Referendum in Crimea

US former Secretary of State suggested back in 2014 another referendum be organized in Crimea to verify the voting for the West, Lavrov said.

"I will tell you a secret. I hope the then US secretary of state will take no offense. John Kerry said in April 2014 after the Crimean referendum: we understand that is was a fair voting but you organized it too swiftly, announced and held in in a week," Lavrov said, adding that Kerry suggested another referendum be organized in Crimea in the summer or autumn of 2014. "Announce it a couple of months ahead, the result will be the same, but you will be able to invite international observers and they will bless you and verify everything," Lavrov recalled Kerry’s proposal. "You see, it was not about the essence of the matter, which was clear for everyone, but about making a nice picture to say later: yes, they voted and we, Western partners, verified this voting - this is what it was about."

The Republic of Crimea and Sevastopol, a city with a special status on the Crimean Peninsula, where most residents are Russian, refused to recognize the legitimacy of authorities brought to power amid riots during a coup in Ukraine in February 2014.

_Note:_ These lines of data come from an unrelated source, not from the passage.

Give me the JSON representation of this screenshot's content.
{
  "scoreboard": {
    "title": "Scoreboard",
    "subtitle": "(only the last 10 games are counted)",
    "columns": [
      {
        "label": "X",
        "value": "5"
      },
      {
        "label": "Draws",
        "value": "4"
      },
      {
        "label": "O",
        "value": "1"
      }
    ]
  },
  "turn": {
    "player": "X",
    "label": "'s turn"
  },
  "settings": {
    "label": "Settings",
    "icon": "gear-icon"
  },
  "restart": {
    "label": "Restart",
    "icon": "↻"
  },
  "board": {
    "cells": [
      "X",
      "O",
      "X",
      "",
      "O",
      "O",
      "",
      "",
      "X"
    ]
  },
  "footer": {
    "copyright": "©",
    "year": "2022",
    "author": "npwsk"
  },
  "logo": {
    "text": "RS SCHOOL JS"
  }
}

Crimea and Sevastopol adopted declarations of independence on March 11, 2014. They held a referendum on March 16, 2014, in which 96.7% of Crimeans and 95.6% of Sevastopol voters chose to secede from Ukraine and join the Russian Federation. Russian President Vladimir Putin signed the reunification treaties on March 18, 2014. The documents were ratified by Russia’s Federal Assembly, or bicameral parliament, on March 21.